Among the entries below, which lines include the string "this"? Show each one.

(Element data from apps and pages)

☆ ☆ ☆ ☆ ☆ ☆ ☆

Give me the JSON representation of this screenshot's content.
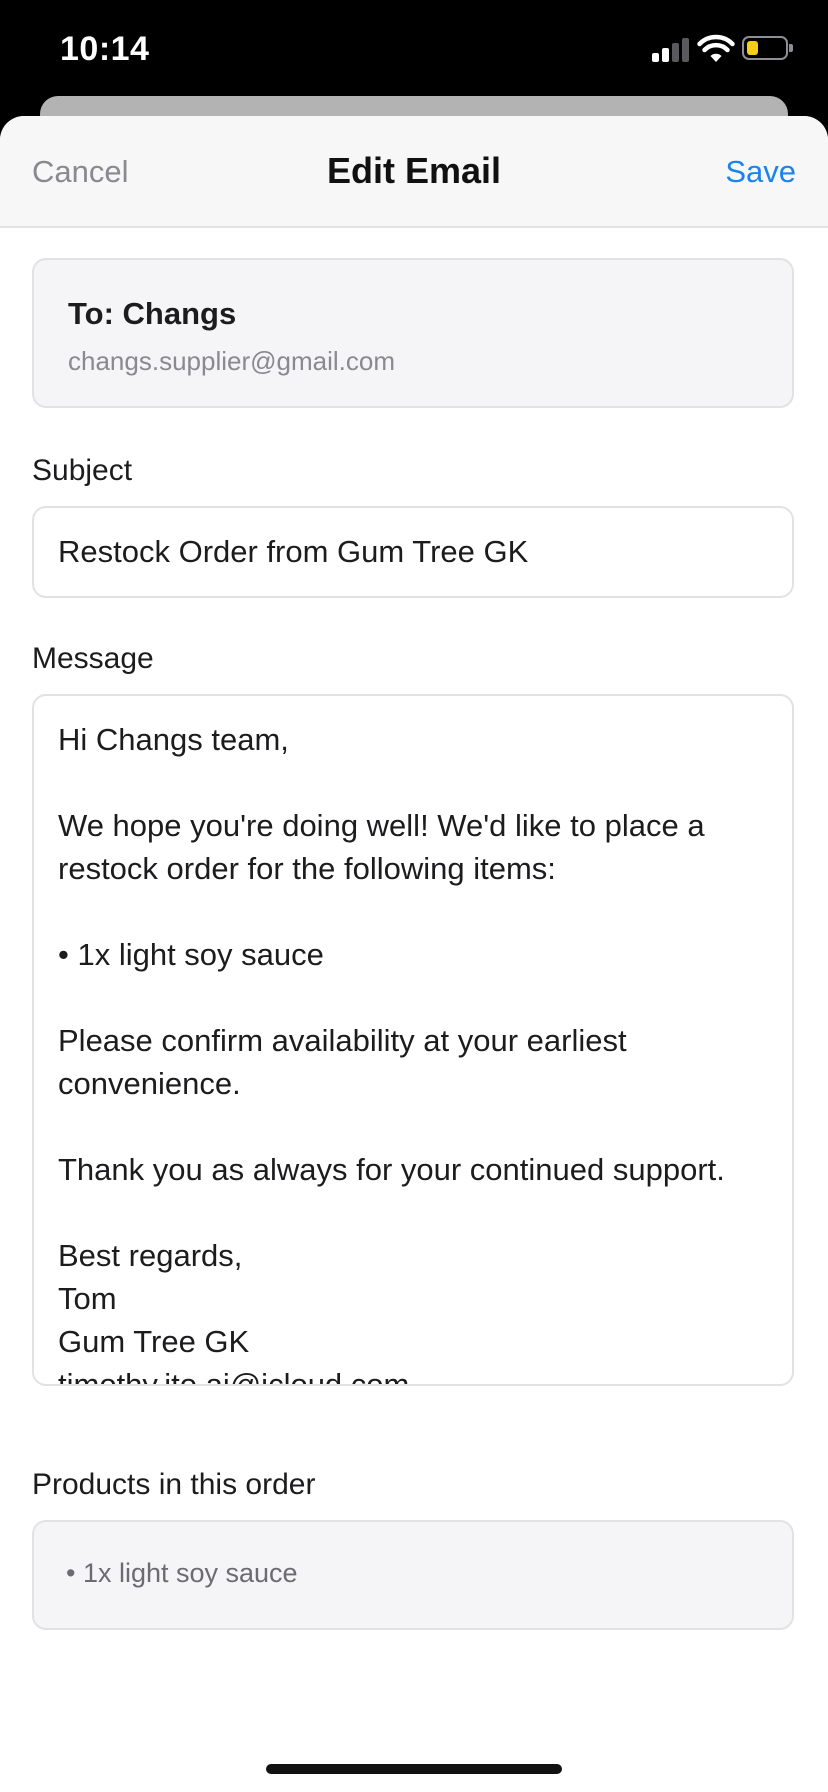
{
  "status_bar": {
    "time": "10:14",
    "battery_color": "#f7ce16"
  },
  "nav": {
    "cancel_label": "Cancel",
    "title": "Edit Email",
    "save_label": "Save",
    "accent_color": "#1a84ea"
  },
  "recipient": {
    "to_label": "To: Changs",
    "email": "changs.supplier@gmail.com"
  },
  "subject": {
    "label": "Subject",
    "value": "Restock Order from Gum Tree GK"
  },
  "message": {
    "label": "Message",
    "body": "Hi Changs team,\n\nWe hope you're doing well! We'd like to place a\nrestock order for the following items:\n\n• 1x light soy sauce\n\nPlease confirm availability at your earliest\nconvenience.\n\nThank you as always for your continued support.\n\nBest regards,\nTom\nGum Tree GK\ntimothy.ito.ai@icloud.com"
  },
  "products": {
    "label": "Products in this order",
    "items": [
      "• 1x light soy sauce"
    ]
  }
}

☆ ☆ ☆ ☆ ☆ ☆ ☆

## Solution to the exercise
Give me the JSON representation of this screenshot's content.
    "label": "Products in this order",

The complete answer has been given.